### DIRECTIONS
Which lines of the material contain the word "Start"? Show each one.

### DATA SECTION
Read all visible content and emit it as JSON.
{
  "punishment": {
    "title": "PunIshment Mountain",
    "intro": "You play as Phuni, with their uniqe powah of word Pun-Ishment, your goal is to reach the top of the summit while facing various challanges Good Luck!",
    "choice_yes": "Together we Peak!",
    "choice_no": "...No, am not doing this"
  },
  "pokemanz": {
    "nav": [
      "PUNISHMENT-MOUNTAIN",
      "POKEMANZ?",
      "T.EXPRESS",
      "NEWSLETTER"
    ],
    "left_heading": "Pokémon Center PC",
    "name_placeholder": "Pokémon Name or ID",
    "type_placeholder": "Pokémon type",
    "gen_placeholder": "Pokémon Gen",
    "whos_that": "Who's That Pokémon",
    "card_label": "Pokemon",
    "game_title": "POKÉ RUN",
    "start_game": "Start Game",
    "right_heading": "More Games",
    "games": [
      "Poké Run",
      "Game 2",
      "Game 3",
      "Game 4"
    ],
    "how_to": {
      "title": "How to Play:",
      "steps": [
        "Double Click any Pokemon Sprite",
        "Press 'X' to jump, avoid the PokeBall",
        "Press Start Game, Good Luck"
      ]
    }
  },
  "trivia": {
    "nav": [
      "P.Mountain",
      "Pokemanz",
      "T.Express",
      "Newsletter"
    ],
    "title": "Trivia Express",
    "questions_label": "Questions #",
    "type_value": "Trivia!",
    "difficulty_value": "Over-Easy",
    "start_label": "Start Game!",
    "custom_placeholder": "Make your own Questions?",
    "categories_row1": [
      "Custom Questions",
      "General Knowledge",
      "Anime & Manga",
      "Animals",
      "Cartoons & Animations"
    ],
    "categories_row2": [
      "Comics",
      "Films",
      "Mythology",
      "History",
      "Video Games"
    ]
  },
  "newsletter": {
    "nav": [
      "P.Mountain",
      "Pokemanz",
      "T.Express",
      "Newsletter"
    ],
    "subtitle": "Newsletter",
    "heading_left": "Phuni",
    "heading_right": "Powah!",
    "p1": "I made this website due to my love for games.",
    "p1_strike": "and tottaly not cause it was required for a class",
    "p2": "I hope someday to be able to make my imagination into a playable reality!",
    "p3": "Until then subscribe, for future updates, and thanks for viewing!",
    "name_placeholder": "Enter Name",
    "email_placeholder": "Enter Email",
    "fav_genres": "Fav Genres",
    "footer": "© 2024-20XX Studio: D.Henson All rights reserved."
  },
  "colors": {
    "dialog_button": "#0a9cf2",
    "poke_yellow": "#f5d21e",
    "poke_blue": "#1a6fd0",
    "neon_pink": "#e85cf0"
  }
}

### RESPONSE BOX
    "start_game": "Start Game",
        "Press Start Game, Good Luck"
    "start_label": "Start Game!",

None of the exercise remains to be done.